I'd rather bike or bus - mayor's car may stay in garage

Last updated 05:00 16/10/2010
Celia Wade-Brown
MAARTEN HOLL/The Dominion Post
CYCLING MAYOR: Celia Wade-Brown.

Relevant offers

Politics

Reporter Andrea Vance gets Parliamentary Service apology for privacy breach Bas Nelis council prosecution attacked by NZ First $10m renewal for heritage building Political faces to watch out for Call for Nat MP to stand down Nats come under fire after local farmer cops fine Labour leader still one of the workers That was the year that was . . . painful Mayoral hopeful convicted of assault PM John Key's text message deleting examined

Cyclist and Snapper card-holder Celia Wade-Brown is in no hurry to exchange two wheels for a $70,000 Audi.

The capital's new mayor – who jumped on her bike to ride to the Wellington City Council building when the election results were announced this week – will have the option of a more comfortable ride for the next three years.

However, when asked yesterday whether she would be using the mayoral car in future, she said it was not something she had considered yet.

The mayoral car is an Audi A3, bought by the council in February 2008. Spokesman Richard MacLean said the council replaced the mayor's car every three years, but as yet there had been no discussion with Ms Wade-Brown about her preferences.

The car's personalised number plate, APW, stands for Absolutely Positively Wellington, and would remain with the council.

As a councillor, Ms Wade-Brown rarely claimed travel expenses because of her commitment to commuting by bicycle. She said she hoped to still cycle to work when practical. "I've always stood for good transport choices. It will depend on the occasion."

When The Dominion Post called Ms Wade-Brown yesterday evening, she was about to get the bus to her Island Bay home from a training course for new mayors held in the city centre.

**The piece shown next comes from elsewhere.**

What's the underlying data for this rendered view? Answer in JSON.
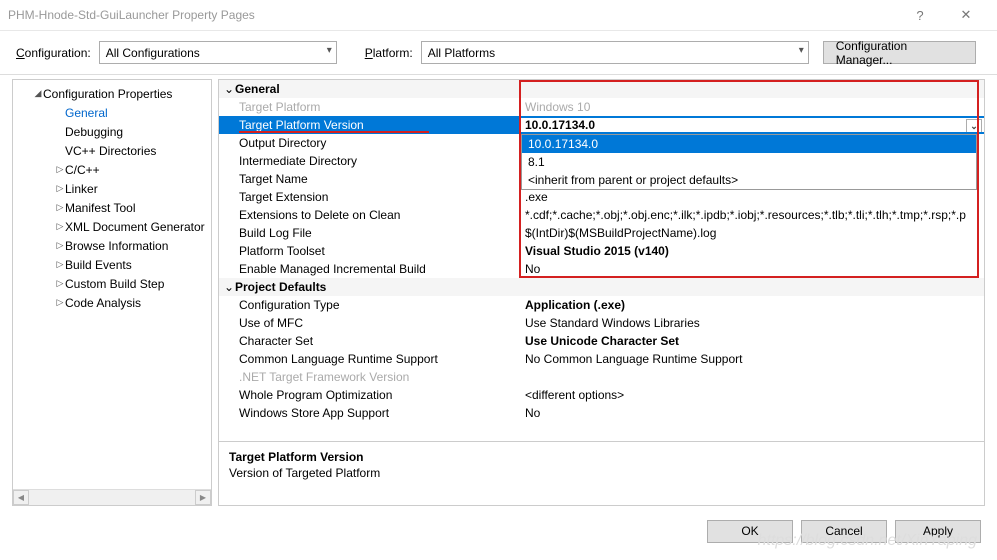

She said that, whenever possible in her new role, she would like to walk, but the length of the days she expected to work would not always make walking or cycling possible. "I'm not ready to commit to one mode of transport."

Ms Wade-Brown said she was considering leaving her folding bicycle at the council building, giving her the option to cycle one way at least – at the same time as keeping up with her exercise regime.

Ad Feedback

- The Dominion Post

Special offers
Opinion poll

Should the speed limit be raised to 110kmh on some roads?

Yes

No

Vote Result

Related story: 110kmh limit moves closer

Featured Promotions

Sponsored Content